Cardio-vascular pathology



Dyslipidemia

In this case study, 20 patients were identified as suffering from severe obstructive sleep apnea (AHI > 30 events/per hour of sleep) by polysomnography, performed via a portable home monitoring system. The group of OSAS patients consisted of 7 males and 13 females aged between 40 and 70 years (mean age = 55.05). The group of OSAS patients was compared with a control group consisting of 20 healthy subjects who did not snore and who clinically were non-OSAS. The group comprised 8 males and 12 females aged between 40 and 70 years (mean age = 55.6). All patients underwent: a polysomnographic examination at home which determined the presence of apnea/ hypopnea, snoring, heart rate



and arterial oxygen saturation •

Pure Tone Audiometry (PTA)



TEOAE;



DPOAE

Analysis of variance showed that OSAS patients had a statistically significant difference from the healthy control group within the examined polysomnographic parameters.
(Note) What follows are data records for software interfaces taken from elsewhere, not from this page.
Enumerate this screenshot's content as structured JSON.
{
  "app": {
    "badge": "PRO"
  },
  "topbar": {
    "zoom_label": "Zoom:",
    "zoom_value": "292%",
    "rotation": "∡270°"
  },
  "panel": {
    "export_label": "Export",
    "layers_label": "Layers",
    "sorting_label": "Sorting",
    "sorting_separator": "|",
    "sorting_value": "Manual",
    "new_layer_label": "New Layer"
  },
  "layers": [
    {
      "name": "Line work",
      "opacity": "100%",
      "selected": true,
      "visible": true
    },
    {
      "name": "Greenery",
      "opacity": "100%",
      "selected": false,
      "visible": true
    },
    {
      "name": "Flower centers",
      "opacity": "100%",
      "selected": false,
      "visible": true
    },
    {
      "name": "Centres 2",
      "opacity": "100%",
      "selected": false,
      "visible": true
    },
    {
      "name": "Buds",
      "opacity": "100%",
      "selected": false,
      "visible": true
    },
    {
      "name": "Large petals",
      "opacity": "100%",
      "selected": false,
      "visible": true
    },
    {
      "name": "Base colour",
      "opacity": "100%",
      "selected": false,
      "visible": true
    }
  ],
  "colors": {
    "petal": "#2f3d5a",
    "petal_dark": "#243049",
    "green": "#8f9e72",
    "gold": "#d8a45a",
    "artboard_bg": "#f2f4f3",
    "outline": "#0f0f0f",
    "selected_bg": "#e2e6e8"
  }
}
Table 1: Polysomnographic characteristics of the two groups of subjects

OSAS Group

Control Group

P

Average (DS)

Average (DS)

AHI

47.44 (14.3)

2.32 (1.21)